    While it’s difficult to predict when rates will rise, investors need to begin thinking about their fixed income strategies and how their portfolios will provide income while helping to shield them from undesired risks.

    It’s time for a new strategy.

    With the 10-year treasury currently at 2.5%, despite all the current angst, it seems to be a base…for now. Investors should begin asking themselves, how should I invest if yields go higher? Most investors think of investing in fixed income with the idea of what has worked for the last 30 years – long bonds. It’s time for a new strategy.

    Most bond funds in a rising interest rate environment are not the place to be. A long duration bond portfolio is less than ideal as well.

    For investors who think rates will rise, we can suggest several strategies. While we do not recommend any of these as pure strategies, as a compliment to a fixed income portfolio some of these strategies should be considered.

    This paper explores the basic strategies for bond investing in a potentially rising interest rate environment.

    Bond Strategies For A Rising Interest Rate Environment.pdf

    Images: Flickr (licence attribution)

    About The Author

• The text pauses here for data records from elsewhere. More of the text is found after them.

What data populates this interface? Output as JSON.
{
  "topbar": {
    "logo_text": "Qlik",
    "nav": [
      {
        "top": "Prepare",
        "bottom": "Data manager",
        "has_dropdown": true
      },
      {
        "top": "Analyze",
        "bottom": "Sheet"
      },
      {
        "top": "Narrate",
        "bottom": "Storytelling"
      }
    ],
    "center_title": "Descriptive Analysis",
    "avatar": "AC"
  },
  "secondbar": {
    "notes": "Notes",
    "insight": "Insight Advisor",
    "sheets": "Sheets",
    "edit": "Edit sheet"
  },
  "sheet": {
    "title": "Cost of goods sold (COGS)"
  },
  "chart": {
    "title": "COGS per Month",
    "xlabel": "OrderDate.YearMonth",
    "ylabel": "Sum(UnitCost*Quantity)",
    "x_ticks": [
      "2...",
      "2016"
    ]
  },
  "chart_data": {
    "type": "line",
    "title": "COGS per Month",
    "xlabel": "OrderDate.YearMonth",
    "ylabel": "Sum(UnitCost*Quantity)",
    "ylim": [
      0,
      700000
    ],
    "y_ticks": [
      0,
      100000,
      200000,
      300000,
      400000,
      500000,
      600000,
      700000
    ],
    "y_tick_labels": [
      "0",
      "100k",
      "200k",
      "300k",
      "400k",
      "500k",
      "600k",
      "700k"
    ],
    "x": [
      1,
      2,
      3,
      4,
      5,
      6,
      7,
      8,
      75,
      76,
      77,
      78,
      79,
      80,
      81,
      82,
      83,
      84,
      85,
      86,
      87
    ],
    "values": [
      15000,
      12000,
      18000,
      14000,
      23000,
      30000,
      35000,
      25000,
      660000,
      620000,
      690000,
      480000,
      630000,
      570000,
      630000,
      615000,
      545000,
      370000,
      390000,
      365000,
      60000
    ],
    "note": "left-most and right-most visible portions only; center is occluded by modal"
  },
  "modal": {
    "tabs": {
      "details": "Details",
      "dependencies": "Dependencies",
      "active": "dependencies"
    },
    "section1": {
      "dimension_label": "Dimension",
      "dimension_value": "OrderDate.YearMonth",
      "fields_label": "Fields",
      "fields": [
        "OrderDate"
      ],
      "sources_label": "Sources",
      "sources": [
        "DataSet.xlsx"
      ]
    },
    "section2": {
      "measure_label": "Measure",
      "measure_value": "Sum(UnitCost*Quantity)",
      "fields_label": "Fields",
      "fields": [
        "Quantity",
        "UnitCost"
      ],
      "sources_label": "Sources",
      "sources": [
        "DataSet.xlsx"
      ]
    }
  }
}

    Lance Roberts – Host of StreetTalk Live

    After having been in the investing world for more than 25 years from private banking and investment management to private and venture capital; Lance has pretty much “been there and done that” at one point or another. His common sense approach has appealed to audiences for over a decade and continues to grow each and every week.

    Lance is also the Chief Editor of the X-Report, a weekly subscriber based-newsletter that is distributed nationwide. The newsletter covers economic, political and market topics as they relate to the management portfolios. A daily financial blog, audio and video’s also keep members informed of the day’s events and how it impacts your money.

    Lance’s investment strategies and knowledge have been featured on Fox 26, CNBC, Fox Business News and Fox News. He has been quoted by a litany of publications from the Wall Street Journal, Reuters, The Washington Post all the way to TheStreet.com as well as on several of the nation’s biggest financial blogs such as the Pragmatic Capitalist, Zero Hedge and Seeking Alpha.